Understanding water demand
Have you ever wondered how much water you use? Would you be able to estimate how much water do you actually need? In Indian cities, only a small percentage of the population are lucky enough to have access to municipal water supply.
Around 40% of urban households do not receive any municipal water supply at all – this comprises large segments of our urban population. Over two-thirds of urban residents rely on shared facilities, receiving water intermittently because no single source can meet their water needs. Many are forced to fetch water from distant sources, and carry water-laden pots over several kilometres. Often it is women and girls who bear this responsibility – a common sight in urban areas is of women queuing up for hours in front of a community tap that may yield water only 2 or 3 times a week. The work of fetching water for their families affects their education and work prospects.
In every city, there are groups that consume too much water and those that consume too little. One extreme are households consuming over 300 lpcd (litres per capita per day); that is, each person in the household uses over 300 litres of water daily. On the other end are households using as little as 30 lpcd, less than half of the 70 lpcd that according to the WHO is the absolute minimum a person requires for a healthy life.
Various surveys have shown that it is the poor who bear the burden of water shortage. For example, a 2005 survey in seven Indian cities showed that slum areas have the highest number of water-deficient households. Water consumption is below 100 lpcd in 72% of households in slum areas. The urban poor mostly rely on supply from public wells/borewells or private suppliers who sell water cans. This means that their spending on water ends up being more than that of middle class families who get municipal supply or buy bulk quantities of water from private water tankers. Higher income groups can also better afford to dig their own wells or borewells.
Consider a 2004 study of ward number 39 in Bangalore city corporation. The study found a high concentration of borewells in neighbourhoods where high income groups lived, while low income areas suffered from water scarcity. High income groups had begun to inhabit the ward since the 90s, but rapid groundwater extraction by these households had lowered water table levels in the area, thereby affecting water availability for lower income groups. Of the sample population in the study, 6% consume over 300 lpcd while the bottom seven percent consumed less than 70 lpcd.
This is a good example of how consumption by one group affects the consumption of others. There are areas in Bangalore where consumption is woefully low. For example, a group housing facility for factory workers at Parappana Agrahara, water consumption from the borewell is only 30-40 lpcd. Yet, despite low water consumption levels, a 4-5 member household typically pays Rs 400-500 monthly as water bill.
Such severe inequities in water consumption exists not just within but also across cities. For example, the average municipal water supply in Devanahalli is only 50 lpcd(1) while that in Bangalore is 83 lpcd(2). The real consumption of the upper middle class in Bangalore is estimated to average 250 lpcd or more(3).

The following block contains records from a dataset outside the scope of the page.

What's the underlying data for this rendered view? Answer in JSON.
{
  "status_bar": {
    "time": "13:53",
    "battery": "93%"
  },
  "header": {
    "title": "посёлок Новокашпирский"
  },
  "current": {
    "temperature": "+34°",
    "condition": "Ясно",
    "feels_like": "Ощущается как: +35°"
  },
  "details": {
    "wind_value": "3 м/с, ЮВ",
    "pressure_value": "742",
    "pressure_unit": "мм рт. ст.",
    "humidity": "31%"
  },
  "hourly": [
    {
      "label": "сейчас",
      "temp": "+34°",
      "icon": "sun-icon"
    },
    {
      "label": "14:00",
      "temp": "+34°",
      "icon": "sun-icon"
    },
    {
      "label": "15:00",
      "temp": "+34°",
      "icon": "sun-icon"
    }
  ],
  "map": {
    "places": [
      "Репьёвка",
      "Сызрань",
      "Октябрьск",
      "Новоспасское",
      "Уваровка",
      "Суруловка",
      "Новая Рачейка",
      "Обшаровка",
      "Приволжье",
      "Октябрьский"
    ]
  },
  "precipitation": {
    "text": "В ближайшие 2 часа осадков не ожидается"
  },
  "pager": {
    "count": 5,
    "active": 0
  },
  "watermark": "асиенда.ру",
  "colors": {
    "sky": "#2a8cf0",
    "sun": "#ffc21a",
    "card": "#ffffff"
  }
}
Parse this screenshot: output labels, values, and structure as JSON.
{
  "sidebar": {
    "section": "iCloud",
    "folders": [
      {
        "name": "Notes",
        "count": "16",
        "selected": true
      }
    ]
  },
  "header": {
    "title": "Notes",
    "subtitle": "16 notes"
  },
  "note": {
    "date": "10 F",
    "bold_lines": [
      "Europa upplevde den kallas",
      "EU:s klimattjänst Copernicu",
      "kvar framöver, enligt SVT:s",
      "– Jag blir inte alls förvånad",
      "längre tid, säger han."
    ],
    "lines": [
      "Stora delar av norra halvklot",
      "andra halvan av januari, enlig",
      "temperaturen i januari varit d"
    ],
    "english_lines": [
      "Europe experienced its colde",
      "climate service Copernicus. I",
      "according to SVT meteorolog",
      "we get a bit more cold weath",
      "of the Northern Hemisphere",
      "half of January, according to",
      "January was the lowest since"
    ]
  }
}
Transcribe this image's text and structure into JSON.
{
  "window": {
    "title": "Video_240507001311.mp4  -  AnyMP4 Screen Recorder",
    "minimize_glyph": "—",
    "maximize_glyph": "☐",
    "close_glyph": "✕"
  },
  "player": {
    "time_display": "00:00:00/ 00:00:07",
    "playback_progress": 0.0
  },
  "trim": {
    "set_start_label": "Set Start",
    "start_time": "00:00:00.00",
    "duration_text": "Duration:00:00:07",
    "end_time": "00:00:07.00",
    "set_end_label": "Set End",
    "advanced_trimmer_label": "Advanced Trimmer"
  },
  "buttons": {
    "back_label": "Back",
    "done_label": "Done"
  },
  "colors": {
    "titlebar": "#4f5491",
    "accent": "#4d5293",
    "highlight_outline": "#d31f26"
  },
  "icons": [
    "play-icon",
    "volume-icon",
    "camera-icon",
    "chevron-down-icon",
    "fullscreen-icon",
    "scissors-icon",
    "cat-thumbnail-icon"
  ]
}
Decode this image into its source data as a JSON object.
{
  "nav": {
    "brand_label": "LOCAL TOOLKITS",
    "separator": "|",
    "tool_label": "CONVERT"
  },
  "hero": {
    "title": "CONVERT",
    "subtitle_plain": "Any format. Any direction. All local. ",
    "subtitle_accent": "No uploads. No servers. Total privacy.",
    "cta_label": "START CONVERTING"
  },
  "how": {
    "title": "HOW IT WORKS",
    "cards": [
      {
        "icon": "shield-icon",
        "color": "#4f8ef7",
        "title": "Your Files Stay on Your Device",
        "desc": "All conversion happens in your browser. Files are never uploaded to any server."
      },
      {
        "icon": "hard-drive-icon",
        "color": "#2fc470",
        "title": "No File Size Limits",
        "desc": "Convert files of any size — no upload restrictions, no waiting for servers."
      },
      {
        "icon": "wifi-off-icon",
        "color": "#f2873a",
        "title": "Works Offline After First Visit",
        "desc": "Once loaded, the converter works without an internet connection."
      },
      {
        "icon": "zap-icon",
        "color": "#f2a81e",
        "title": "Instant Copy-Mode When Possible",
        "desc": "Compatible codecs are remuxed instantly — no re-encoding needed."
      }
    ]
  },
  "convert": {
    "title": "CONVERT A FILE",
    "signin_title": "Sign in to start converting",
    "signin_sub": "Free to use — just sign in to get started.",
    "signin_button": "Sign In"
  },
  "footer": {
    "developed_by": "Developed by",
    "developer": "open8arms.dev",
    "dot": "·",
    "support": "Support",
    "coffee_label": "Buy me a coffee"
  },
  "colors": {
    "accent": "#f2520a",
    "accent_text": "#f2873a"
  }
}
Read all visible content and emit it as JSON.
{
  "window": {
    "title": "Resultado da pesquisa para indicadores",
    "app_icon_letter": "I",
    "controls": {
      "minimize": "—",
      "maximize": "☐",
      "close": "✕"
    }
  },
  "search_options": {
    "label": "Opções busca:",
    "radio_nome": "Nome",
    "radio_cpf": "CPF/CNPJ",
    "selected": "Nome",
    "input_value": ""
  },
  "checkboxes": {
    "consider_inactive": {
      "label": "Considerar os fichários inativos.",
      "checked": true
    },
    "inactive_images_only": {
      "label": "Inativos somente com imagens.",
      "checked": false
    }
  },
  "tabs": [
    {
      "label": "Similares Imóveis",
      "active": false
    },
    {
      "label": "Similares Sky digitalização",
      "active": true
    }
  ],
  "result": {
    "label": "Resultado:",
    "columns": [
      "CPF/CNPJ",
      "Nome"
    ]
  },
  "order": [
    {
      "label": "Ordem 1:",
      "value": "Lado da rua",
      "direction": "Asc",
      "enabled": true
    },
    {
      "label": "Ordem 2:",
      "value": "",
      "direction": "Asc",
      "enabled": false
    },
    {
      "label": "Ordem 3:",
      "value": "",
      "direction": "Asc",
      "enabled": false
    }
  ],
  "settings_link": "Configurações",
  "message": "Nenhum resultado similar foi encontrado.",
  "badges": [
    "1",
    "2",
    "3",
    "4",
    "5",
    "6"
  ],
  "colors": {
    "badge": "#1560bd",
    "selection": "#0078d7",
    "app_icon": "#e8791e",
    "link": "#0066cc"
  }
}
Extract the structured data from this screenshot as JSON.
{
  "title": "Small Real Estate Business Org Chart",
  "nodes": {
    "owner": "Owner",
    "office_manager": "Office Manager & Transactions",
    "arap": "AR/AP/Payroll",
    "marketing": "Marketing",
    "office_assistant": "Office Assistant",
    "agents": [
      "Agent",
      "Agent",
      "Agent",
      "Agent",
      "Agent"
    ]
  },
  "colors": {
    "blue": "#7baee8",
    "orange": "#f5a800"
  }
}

Who decides how much water we are entitled to?
There are multiple guidelines on municipal water supply in India, none of which are mandatory. The most commonly cited guideline is released by the CPHEEO, the technical wing of the centre’s Urban Development Ministry. The manual recommends different amounts of water supply for domestic use, industries, hospitals and other institutions.
The recommended quantities for domestic use vary depending on the size and infrastructure of cities. For metropolitan and mega cities with both piped water supply and an existing/contemplated sewerage system, supply of 150 lpcd is recommended. For smaller cities with both these facilities, 135 lpcd is the norm. For towns having water supply but no sewerage system, only 70 lpcd is recommended.
In general, 135 lpcd is considered a more realistic standard for all cities, and is widely quoted as the norm. Of the 135 lpcd, the CPHEEO guideline assumes that only six percent would be used for drinking and cooking. Most of the water – about two-thirds of it – is expected to go towards washing and flushing. And the remaining one-third is supposed to go for bathing and gardening.
Another water supply standard, the BIS 1172: 1993, recommends 150-200 lpcd for bigger cities with full flushing system.
Actual water supply, however, is much lower. The 2011 Census found that on average, only 69 lpcd of municipal water is supplied in urban India. Rural India suffers from far lower or no supply. The current supply norm is only 55 lpcd, which until recently used to be 40 lpcd.
As with all critical resources, water is marked by conflicts across different axes – rich/poor, urban/rural, agriculture/industry etc. Increasing water demand is already causing conflicts in many parts of the country. Growing population, ever-increasing requirement for industries, construction, entertainment etc. have led cities to source water from greater distances. And as of yet, there is still no accurate data on water demand and consumption in Indian cities.
The water demanded by each of us makes up the larger picture of water supply in our cities. If we limit our water use, we can help to conserve groundwater and also ensure that there is more water to share equitably for all. In cities, we typically think of water and our usage only when our taps go dry. But here is a point to ponder – if you had to wait in a queue in front of a tap for four hours, or carry pot fulls of water vast distances many times a day, would your water demand be the same? Or would you try to make your water last as long as possible?